In order for the doctrine of judicial precedent to work, it is necessary to be able to determine what a point of law is. In the course of delivering a judgment, the judge will set out their reasons for reaching a decision. The reasons which are necessary for them to reach their decision amount to the ratio decidendi of the case. The ratio decidendi forms the legal principle which is a binding precedent meaning it must be followed in future cases containing the same material facts. It is important to separate the ratio decidendi from the obiter dicta.
The obiter dicta is things stated in the course of a judgment which are not necessary for the decision. For example in R v Howe & Bannister  2 WLR 568 Case summary the House of Lords held that the defence of duress was not available to murder. This was the ratio decidendi of the case. The House of Lords went on to consider whether the defnce should be available to those who attempt murder and stated obiter dicta that the defence of duress should not be available to attempted murder.
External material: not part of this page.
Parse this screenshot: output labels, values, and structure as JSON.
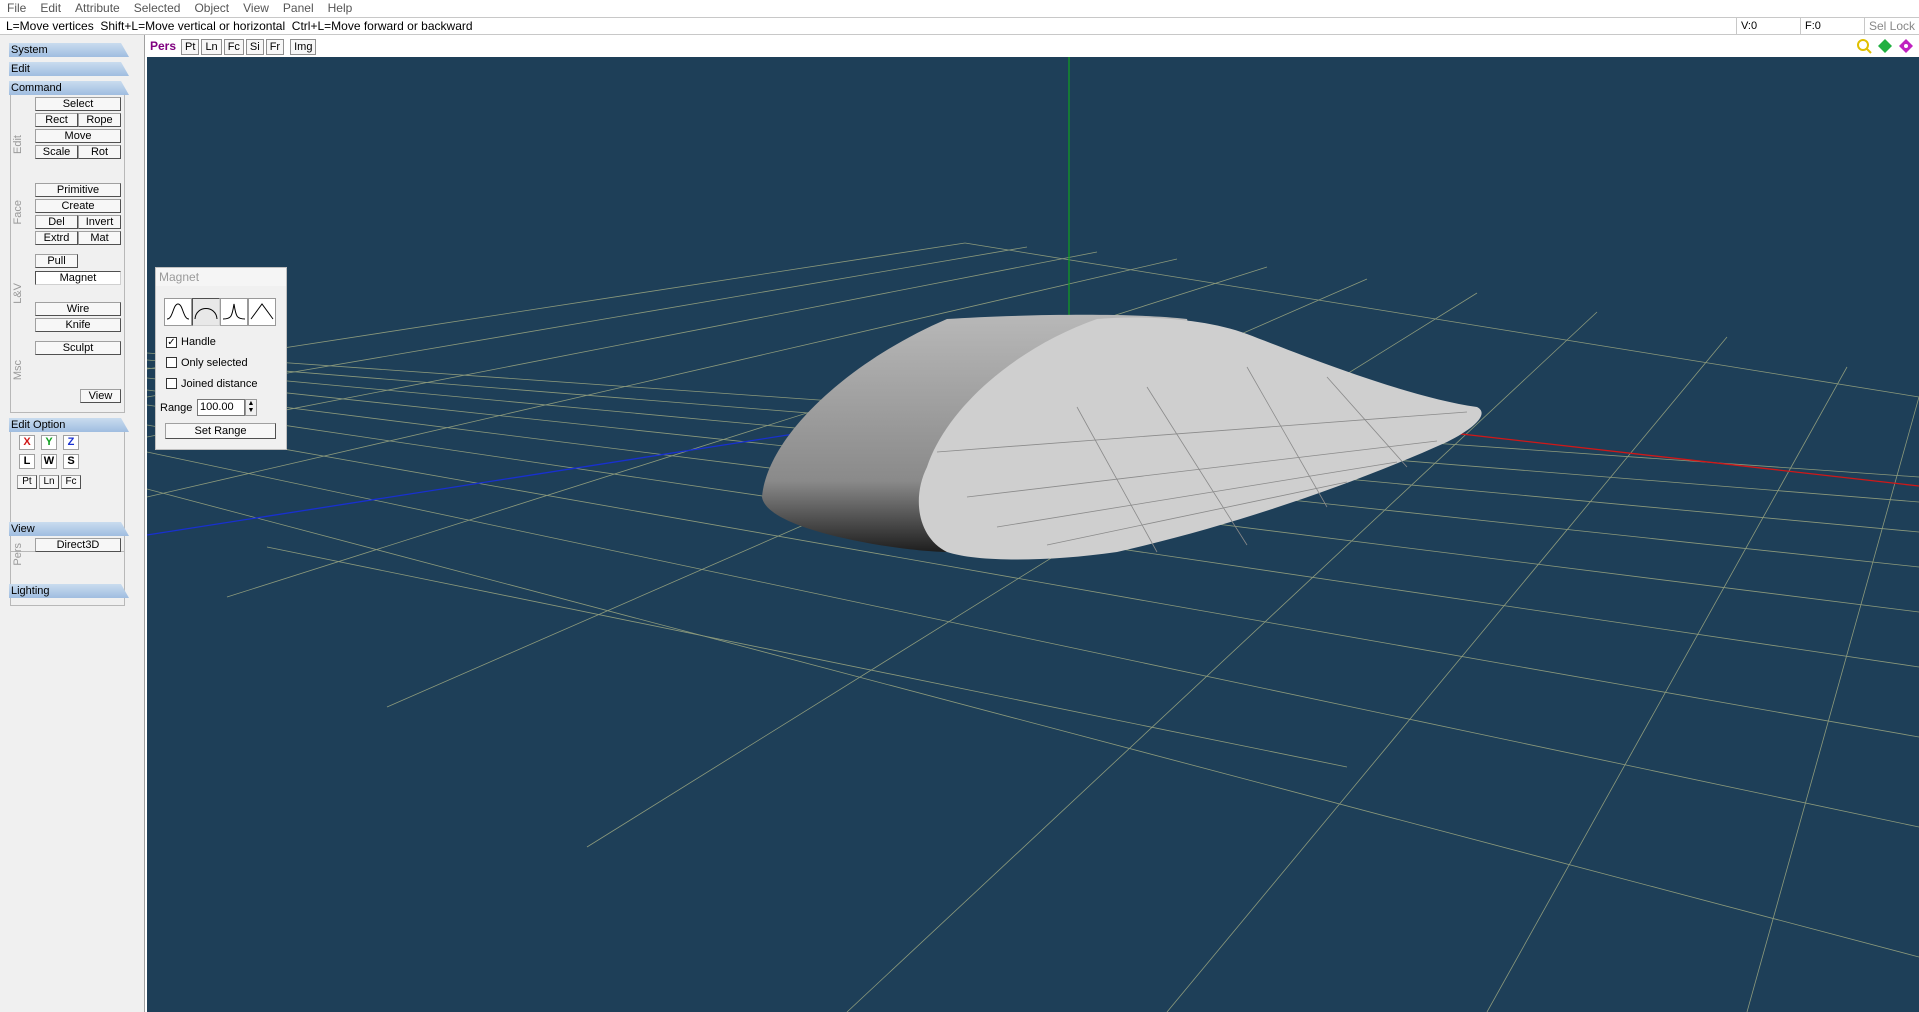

In addition to binding precedents, there exists persuasive precedents. These consist of judicial statements which are not binding but may be taken into account. For example, the obiter dicta from R v Howe & Bannister was followed by the House of Lords in R v Gotts  2 AC 412 Case summary which held that the defence of duress was not available to attempted murder. A form of persuasive precedent is obiter dicta. Persuasive precedents also include case law from other jurisdictions and traditionally the Privy Council decisions have been merely persuasive on the English courts. However, exceptionally the Privy Council may be binding:
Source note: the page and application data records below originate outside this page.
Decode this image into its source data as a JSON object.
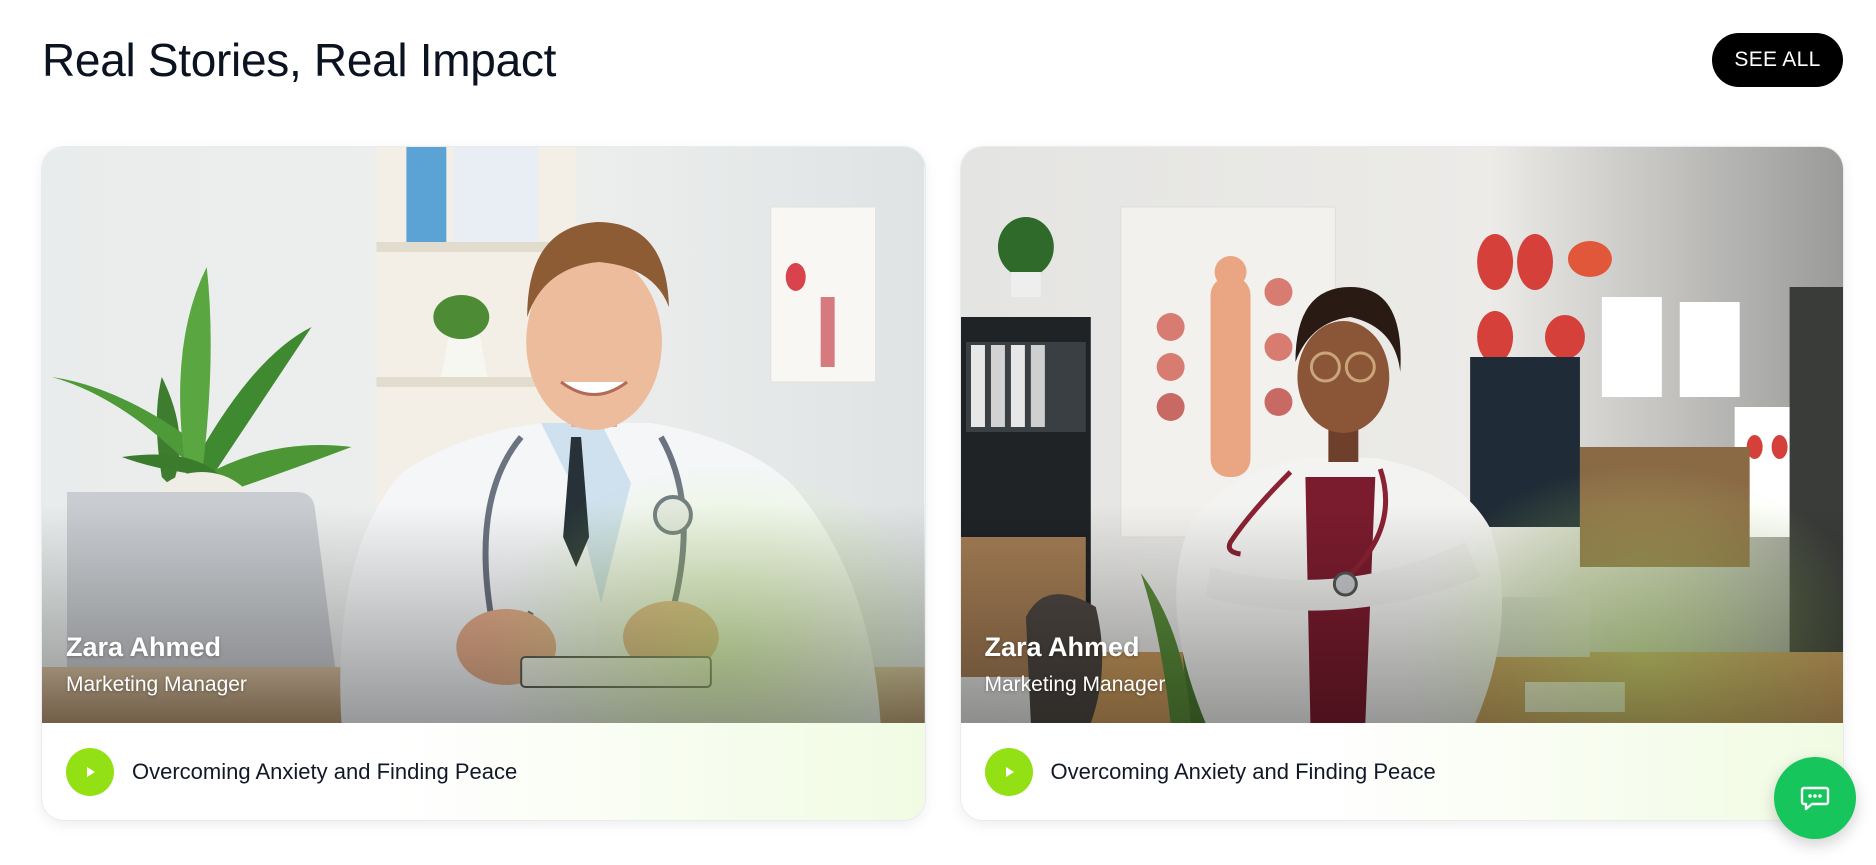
{
  "section": {
    "title": "Real Stories, Real Impact",
    "see_all_label": "SEE ALL"
  },
  "cards": [
    {
      "name": "Zara Ahmed",
      "role": "Marketing Manager",
      "story_title": "Overcoming Anxiety and Finding Peace",
      "photo": "male-doctor-at-desk-with-laptop",
      "play_icon": "play-icon"
    },
    {
      "name": "Zara Ahmed",
      "role": "Marketing Manager",
      "story_title": "Overcoming Anxiety and Finding Peace",
      "photo": "female-doctor-arms-crossed-in-clinic",
      "play_icon": "play-icon"
    }
  ],
  "chat_button": {
    "icon": "chat-icon"
  },
  "colors": {
    "play_button": "#93e014",
    "chat_button": "#16c55b",
    "see_all_bg": "#000000"
  }
}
Attorney General for Jersey v Holley  3 WLR 29 Case summary
Hierarchy of the courts
There exists a hierarchy of the courts. The basic rule is that a court must follow the precedents from a higher court, but they are not bound to follow decisions from courts lower in the hierarchy. A basic outline of the hierarchy is:
European Court of Justice
Supreme Court (formerly House of Lords)
Court of Appeal
All other courts (County, Crown, Magistrates, tribunals – these have no power to create precedents)
Where the precedent was set by a court of the same level, the court is generally bound by the previous decision, but this is subject to exceptions. Different considerations apply depending on the level of court as to whether the court may depart from a previous decision of a court of the same level.